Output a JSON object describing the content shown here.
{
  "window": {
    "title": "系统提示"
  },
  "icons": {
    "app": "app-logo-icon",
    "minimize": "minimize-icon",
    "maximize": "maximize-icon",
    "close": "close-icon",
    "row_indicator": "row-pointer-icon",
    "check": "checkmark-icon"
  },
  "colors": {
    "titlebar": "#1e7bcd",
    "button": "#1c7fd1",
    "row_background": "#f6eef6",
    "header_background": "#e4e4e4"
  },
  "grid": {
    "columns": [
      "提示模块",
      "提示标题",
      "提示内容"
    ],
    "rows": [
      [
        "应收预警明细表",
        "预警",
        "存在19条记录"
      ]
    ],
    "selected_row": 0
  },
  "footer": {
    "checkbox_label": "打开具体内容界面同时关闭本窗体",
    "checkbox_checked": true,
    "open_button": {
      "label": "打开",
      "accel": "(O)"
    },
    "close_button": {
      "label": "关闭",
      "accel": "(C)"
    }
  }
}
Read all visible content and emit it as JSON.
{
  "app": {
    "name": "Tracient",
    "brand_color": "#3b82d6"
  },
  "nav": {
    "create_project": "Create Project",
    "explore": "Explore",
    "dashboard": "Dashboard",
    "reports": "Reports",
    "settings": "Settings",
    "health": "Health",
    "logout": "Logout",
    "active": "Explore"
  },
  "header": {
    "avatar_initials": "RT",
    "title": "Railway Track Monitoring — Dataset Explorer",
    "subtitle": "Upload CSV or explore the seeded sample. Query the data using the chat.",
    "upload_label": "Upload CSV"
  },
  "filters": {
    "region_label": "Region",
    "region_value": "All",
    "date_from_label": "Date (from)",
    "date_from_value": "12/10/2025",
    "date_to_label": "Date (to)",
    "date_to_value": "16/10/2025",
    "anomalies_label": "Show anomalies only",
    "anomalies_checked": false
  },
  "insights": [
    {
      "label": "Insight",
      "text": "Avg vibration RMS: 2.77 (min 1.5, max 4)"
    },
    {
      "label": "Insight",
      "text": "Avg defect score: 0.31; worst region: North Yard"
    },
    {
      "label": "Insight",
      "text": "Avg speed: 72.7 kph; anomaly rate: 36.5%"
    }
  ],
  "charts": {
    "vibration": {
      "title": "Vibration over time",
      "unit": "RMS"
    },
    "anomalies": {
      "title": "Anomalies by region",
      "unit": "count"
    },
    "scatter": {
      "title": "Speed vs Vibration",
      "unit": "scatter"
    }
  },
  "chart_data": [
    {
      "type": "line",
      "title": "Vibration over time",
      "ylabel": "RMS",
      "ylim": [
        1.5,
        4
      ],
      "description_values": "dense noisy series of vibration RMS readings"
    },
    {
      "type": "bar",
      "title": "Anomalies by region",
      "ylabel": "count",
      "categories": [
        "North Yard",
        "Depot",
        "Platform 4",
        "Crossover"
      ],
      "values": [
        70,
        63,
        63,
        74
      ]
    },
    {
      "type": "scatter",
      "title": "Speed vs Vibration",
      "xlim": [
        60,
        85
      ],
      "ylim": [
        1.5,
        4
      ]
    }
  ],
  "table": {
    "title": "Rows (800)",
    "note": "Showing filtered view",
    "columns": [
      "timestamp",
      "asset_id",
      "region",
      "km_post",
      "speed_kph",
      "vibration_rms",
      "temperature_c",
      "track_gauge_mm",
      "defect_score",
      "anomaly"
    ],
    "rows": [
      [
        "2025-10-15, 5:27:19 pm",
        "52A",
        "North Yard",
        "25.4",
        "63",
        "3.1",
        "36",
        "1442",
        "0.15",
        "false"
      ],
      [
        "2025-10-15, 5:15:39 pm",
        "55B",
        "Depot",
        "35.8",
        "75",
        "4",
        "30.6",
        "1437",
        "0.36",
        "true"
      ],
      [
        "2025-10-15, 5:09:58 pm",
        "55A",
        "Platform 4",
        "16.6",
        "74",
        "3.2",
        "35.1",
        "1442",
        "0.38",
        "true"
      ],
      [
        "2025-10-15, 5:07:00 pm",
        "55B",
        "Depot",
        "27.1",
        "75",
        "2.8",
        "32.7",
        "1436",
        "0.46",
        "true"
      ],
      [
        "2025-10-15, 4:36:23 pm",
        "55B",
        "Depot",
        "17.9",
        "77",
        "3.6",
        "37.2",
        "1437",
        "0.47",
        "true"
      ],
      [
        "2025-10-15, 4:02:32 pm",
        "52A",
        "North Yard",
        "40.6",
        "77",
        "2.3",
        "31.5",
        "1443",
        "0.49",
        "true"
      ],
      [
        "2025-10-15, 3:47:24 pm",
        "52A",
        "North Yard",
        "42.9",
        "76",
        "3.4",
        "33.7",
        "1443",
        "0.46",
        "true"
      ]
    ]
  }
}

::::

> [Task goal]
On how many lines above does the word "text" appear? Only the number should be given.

> [Exercise output]
3